### [BRIEF]
Find every line in the records below that contains the word "think", and copy each such line.

--- START ---

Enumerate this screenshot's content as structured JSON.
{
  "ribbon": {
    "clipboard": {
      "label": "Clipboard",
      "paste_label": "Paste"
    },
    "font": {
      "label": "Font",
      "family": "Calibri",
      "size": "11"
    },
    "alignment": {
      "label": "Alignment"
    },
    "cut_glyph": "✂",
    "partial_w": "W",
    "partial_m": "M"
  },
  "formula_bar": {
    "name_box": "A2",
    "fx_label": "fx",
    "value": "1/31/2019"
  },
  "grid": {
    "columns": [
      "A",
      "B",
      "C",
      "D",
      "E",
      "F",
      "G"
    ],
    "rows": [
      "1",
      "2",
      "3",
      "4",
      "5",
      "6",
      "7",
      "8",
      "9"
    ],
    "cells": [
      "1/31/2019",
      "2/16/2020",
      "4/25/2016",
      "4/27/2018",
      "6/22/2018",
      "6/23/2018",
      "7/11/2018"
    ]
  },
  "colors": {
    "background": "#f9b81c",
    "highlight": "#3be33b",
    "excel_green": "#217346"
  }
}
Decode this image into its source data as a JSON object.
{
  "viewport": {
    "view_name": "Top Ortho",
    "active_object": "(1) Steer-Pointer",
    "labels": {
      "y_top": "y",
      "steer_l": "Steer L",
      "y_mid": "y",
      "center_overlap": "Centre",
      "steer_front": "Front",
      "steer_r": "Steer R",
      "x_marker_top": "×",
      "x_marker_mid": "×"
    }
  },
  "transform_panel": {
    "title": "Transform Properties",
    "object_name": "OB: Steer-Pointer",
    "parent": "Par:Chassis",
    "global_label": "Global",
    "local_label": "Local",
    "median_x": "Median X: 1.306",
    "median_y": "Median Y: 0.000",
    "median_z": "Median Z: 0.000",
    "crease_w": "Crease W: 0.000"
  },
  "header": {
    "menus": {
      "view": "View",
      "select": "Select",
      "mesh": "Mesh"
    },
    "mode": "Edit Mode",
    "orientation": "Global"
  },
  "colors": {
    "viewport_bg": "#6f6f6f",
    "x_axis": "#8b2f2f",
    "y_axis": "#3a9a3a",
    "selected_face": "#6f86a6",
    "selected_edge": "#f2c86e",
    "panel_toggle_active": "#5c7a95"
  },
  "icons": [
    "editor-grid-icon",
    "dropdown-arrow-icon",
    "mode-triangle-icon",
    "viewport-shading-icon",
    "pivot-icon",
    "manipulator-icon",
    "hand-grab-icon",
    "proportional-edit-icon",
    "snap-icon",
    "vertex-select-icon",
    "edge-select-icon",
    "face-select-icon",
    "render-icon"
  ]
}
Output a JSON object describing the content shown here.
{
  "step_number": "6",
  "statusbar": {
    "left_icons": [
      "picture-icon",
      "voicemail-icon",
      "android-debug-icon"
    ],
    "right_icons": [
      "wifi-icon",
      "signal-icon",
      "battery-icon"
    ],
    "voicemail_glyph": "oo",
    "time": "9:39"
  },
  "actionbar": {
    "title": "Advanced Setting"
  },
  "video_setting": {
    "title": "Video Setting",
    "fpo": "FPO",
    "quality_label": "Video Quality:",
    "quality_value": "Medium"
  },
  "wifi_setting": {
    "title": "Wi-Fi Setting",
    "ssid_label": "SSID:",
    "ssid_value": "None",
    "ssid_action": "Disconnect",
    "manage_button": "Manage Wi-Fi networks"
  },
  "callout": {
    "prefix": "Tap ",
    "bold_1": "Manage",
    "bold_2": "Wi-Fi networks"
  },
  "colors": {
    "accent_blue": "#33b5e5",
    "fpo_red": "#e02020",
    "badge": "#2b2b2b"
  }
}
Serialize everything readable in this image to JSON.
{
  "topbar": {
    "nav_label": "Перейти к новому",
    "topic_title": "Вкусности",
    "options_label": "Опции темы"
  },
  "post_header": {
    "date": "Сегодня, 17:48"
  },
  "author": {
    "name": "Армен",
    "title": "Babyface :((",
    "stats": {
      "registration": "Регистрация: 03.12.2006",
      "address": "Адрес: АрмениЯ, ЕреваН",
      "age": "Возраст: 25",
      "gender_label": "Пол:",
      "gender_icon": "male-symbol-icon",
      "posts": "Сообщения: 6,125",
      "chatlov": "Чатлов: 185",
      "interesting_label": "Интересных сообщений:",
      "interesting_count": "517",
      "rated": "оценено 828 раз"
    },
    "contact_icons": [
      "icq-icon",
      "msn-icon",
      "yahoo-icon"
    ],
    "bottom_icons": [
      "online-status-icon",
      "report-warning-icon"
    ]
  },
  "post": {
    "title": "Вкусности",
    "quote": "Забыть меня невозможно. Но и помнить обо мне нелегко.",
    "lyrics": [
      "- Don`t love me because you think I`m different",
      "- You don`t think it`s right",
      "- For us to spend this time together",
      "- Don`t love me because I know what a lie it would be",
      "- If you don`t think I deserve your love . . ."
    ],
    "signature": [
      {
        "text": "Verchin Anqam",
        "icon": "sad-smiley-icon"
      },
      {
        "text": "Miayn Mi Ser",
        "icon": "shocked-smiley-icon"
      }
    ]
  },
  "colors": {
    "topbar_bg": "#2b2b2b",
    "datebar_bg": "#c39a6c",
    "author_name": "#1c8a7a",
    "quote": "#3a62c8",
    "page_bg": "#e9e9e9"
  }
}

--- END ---

### [RESPONSE AREA]
      "- Don`t love me because you think I`m different",
      "- You don`t think it`s right",
      "- If you don`t think I deserve your love . . ."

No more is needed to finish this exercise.